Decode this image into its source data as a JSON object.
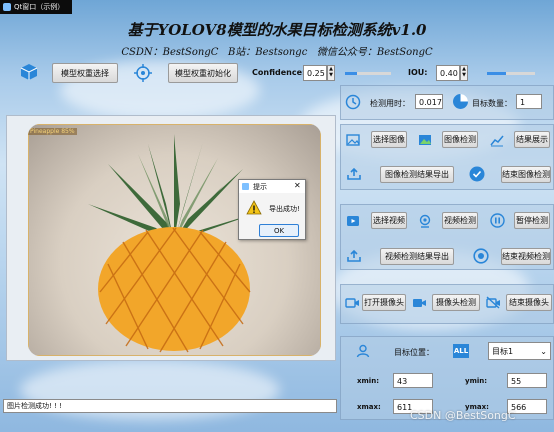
{
  "window": {
    "title": "Qt窗口（示例）"
  },
  "header": {
    "title": "基于YOLOV8模型的水果目标检测系统v1.0",
    "subtitle": "CSDN：BestSongC   B站：Bestsongc   微信公众号：BestSongC"
  },
  "toolbar": {
    "model_select": "模型权重选择",
    "model_init": "模型权重初始化",
    "confidence_label": "Confidence:",
    "confidence_value": "0.25",
    "confidence_fraction": 0.25,
    "iou_label": "IOU:",
    "iou_value": "0.40",
    "iou_fraction": 0.4
  },
  "image_panel": {
    "detection_label": "Pineapple 85%"
  },
  "dialog": {
    "title": "提示",
    "message": "导出成功!",
    "ok": "OK",
    "close": "✕"
  },
  "status": {
    "text": "图片检测成功! ! !"
  },
  "stats": {
    "time_label": "检测用时：",
    "time_value": "0.017",
    "count_label": "目标数量：",
    "count_value": "1"
  },
  "image_section": {
    "select": "选择图像",
    "detect": "图像检测",
    "show": "结果展示",
    "export": "图像检测结果导出",
    "stop": "结束图像检测"
  },
  "video_section": {
    "select": "选择视频",
    "detect": "视频检测",
    "pause": "暂停检测",
    "export": "视频检测结果导出",
    "stop": "结束视频检测"
  },
  "camera_section": {
    "open": "打开摄像头",
    "detect": "摄像头检测",
    "stop": "结束摄像头"
  },
  "target": {
    "position_label": "目标位置：",
    "all_label": "ALL",
    "selected": "目标1",
    "xmin_label": "xmin:",
    "xmin": "43",
    "ymin_label": "ymin:",
    "ymin": "55",
    "xmax_label": "xmax:",
    "xmax": "611",
    "ymax_label": "ymax:",
    "ymax": "566"
  },
  "watermark": "CSDN @BestSongC",
  "colors": {
    "accent": "#2e7fd6",
    "title_bg": "#0c0c0c",
    "pineapple": "#f2a62a",
    "leaves": "#3e6a3a"
  }
}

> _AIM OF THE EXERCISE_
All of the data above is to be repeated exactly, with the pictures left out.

> _EXERCISE OUTPUT_
Decode this image into its source data as a JSON object.
{
  "window": {
    "title": "Qt窗口（示例）"
  },
  "header": {
    "title": "基于YOLOV8模型的水果目标检测系统v1.0",
    "subtitle": "CSDN：BestSongC   B站：Bestsongc   微信公众号：BestSongC"
  },
  "toolbar": {
    "model_select": "模型权重选择",
    "model_init": "模型权重初始化",
    "confidence_label": "Confidence:",
    "confidence_value": "0.25",
    "confidence_fraction": 0.25,
    "iou_label": "IOU:",
    "iou_value": "0.40",
    "iou_fraction": 0.4
  },
  "image_panel": {
    "detection_label": "Pineapple 85%"
  },
  "dialog": {
    "title": "提示",
    "message": "导出成功!",
    "ok": "OK",
    "close": "✕"
  },
  "status": {
    "text": "图片检测成功! ! !"
  },
  "stats": {
    "time_label": "检测用时：",
    "time_value": "0.017",
    "count_label": "目标数量：",
    "count_value": "1"
  },
  "image_section": {
    "select": "选择图像",
    "detect": "图像检测",
    "show": "结果展示",
    "export": "图像检测结果导出",
    "stop": "结束图像检测"
  },
  "video_section": {
    "select": "选择视频",
    "detect": "视频检测",
    "pause": "暂停检测",
    "export": "视频检测结果导出",
    "stop": "结束视频检测"
  },
  "camera_section": {
    "open": "打开摄像头",
    "detect": "摄像头检测",
    "stop": "结束摄像头"
  },
  "target": {
    "position_label": "目标位置：",
    "all_label": "ALL",
    "selected": "目标1",
    "xmin_label": "xmin:",
    "xmin": "43",
    "ymin_label": "ymin:",
    "ymin": "55",
    "xmax_label": "xmax:",
    "xmax": "611",
    "ymax_label": "ymax:",
    "ymax": "566"
  },
  "watermark": "CSDN @BestSongC",
  "colors": {
    "accent": "#2e7fd6",
    "title_bg": "#0c0c0c",
    "pineapple": "#f2a62a",
    "leaves": "#3e6a3a"
  }
}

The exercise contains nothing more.